• _Assignment_
The response should hold every record from the listing that follows, verbatim, and no pictures.

• _Records supplied_
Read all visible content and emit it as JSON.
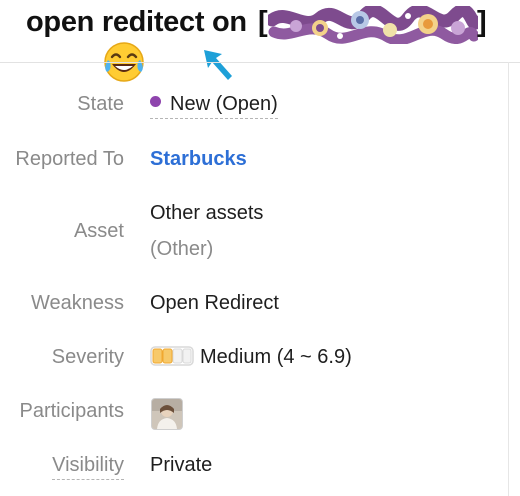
{
  "header": {
    "title": "open reditect on",
    "bracket_open": "[",
    "bracket_close": "]"
  },
  "fields": {
    "state": {
      "label": "State",
      "value": "New (Open)",
      "dot_color": "#8e44ad"
    },
    "reported_to": {
      "label": "Reported To",
      "value": "Starbucks"
    },
    "asset": {
      "label": "Asset",
      "value": "Other assets",
      "sub": "(Other)"
    },
    "weakness": {
      "label": "Weakness",
      "value": "Open Redirect"
    },
    "severity": {
      "label": "Severity",
      "value": "Medium (4 ~ 6.9)",
      "level_filled": 2,
      "level_total": 4,
      "color": "#f0a830"
    },
    "participants": {
      "label": "Participants"
    },
    "visibility": {
      "label": "Visibility",
      "value": "Private"
    }
  },
  "icons": {
    "emoji": "laughing-tears-emoji-icon",
    "arrow": "arrow-pointer-icon",
    "redaction": "redaction-scribble-icon"
  },
  "colors": {
    "link": "#2d6fd6",
    "label": "#8a8a8a",
    "redaction_purple": "#7e4b8e",
    "arrow": "#1ea0d8"
  }
}
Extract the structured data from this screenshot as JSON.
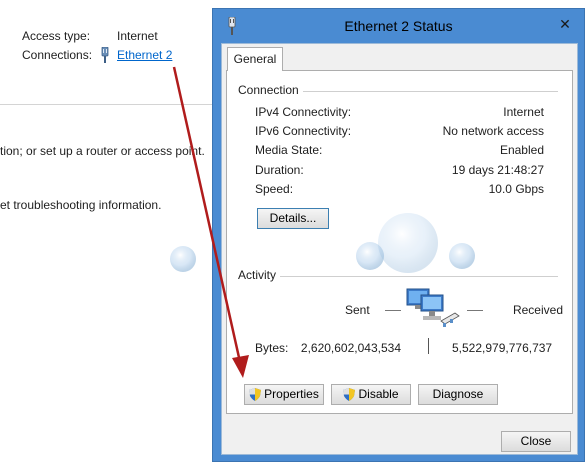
{
  "background": {
    "access_type_label": "Access type:",
    "access_type_value": "Internet",
    "connections_label": "Connections:",
    "connections_link": "Ethernet 2",
    "line1": "tion; or set up a router or access point.",
    "line2": "et troubleshooting information."
  },
  "dialog": {
    "title": "Ethernet 2 Status",
    "tab_general": "General",
    "connection_group": "Connection",
    "properties": [
      {
        "label": "IPv4 Connectivity:",
        "value": "Internet"
      },
      {
        "label": "IPv6 Connectivity:",
        "value": "No network access"
      },
      {
        "label": "Media State:",
        "value": "Enabled"
      },
      {
        "label": "Duration:",
        "value": "19 days 21:48:27"
      },
      {
        "label": "Speed:",
        "value": "10.0 Gbps"
      }
    ],
    "details_button": "Details...",
    "activity_group": "Activity",
    "sent_label": "Sent",
    "received_label": "Received",
    "bytes_label": "Bytes:",
    "bytes_sent": "2,620,602,043,534",
    "bytes_received": "5,522,979,776,737",
    "properties_button": "Properties",
    "disable_button": "Disable",
    "diagnose_button": "Diagnose",
    "close_button": "Close",
    "close_x": "✕"
  },
  "colors": {
    "window_frame": "#4a8bd2",
    "link": "#0066cc",
    "arrow": "#b01c1c"
  },
  "icons": [
    "ethernet-connection-icon",
    "network-computers-icon",
    "uac-shield-icon",
    "window-close-icon"
  ]
}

• _Your response_
Read all visible content and emit it as JSON.
{
  "header": {
    "title": "open reditect on",
    "bracket_open": "[",
    "bracket_close": "]"
  },
  "fields": {
    "state": {
      "label": "State",
      "value": "New (Open)",
      "dot_color": "#8e44ad"
    },
    "reported_to": {
      "label": "Reported To",
      "value": "Starbucks"
    },
    "asset": {
      "label": "Asset",
      "value": "Other assets",
      "sub": "(Other)"
    },
    "weakness": {
      "label": "Weakness",
      "value": "Open Redirect"
    },
    "severity": {
      "label": "Severity",
      "value": "Medium (4 ~ 6.9)",
      "level_filled": 2,
      "level_total": 4,
      "color": "#f0a830"
    },
    "participants": {
      "label": "Participants"
    },
    "visibility": {
      "label": "Visibility",
      "value": "Private"
    }
  },
  "icons": {
    "emoji": "laughing-tears-emoji-icon",
    "arrow": "arrow-pointer-icon",
    "redaction": "redaction-scribble-icon"
  },
  "colors": {
    "link": "#2d6fd6",
    "label": "#8a8a8a",
    "redaction_purple": "#7e4b8e",
    "arrow": "#1ea0d8"
  }
}
Extract the structured data from this screenshot as JSON.
{
  "background": {
    "access_type_label": "Access type:",
    "access_type_value": "Internet",
    "connections_label": "Connections:",
    "connections_link": "Ethernet 2",
    "line1": "tion; or set up a router or access point.",
    "line2": "et troubleshooting information."
  },
  "dialog": {
    "title": "Ethernet 2 Status",
    "tab_general": "General",
    "connection_group": "Connection",
    "properties": [
      {
        "label": "IPv4 Connectivity:",
        "value": "Internet"
      },
      {
        "label": "IPv6 Connectivity:",
        "value": "No network access"
      },
      {
        "label": "Media State:",
        "value": "Enabled"
      },
      {
        "label": "Duration:",
        "value": "19 days 21:48:27"
      },
      {
        "label": "Speed:",
        "value": "10.0 Gbps"
      }
    ],
    "details_button": "Details...",
    "activity_group": "Activity",
    "sent_label": "Sent",
    "received_label": "Received",
    "bytes_label": "Bytes:",
    "bytes_sent": "2,620,602,043,534",
    "bytes_received": "5,522,979,776,737",
    "properties_button": "Properties",
    "disable_button": "Disable",
    "diagnose_button": "Diagnose",
    "close_button": "Close",
    "close_x": "✕"
  },
  "colors": {
    "window_frame": "#4a8bd2",
    "link": "#0066cc",
    "arrow": "#b01c1c"
  },
  "icons": [
    "ethernet-connection-icon",
    "network-computers-icon",
    "uac-shield-icon",
    "window-close-icon"
  ]
}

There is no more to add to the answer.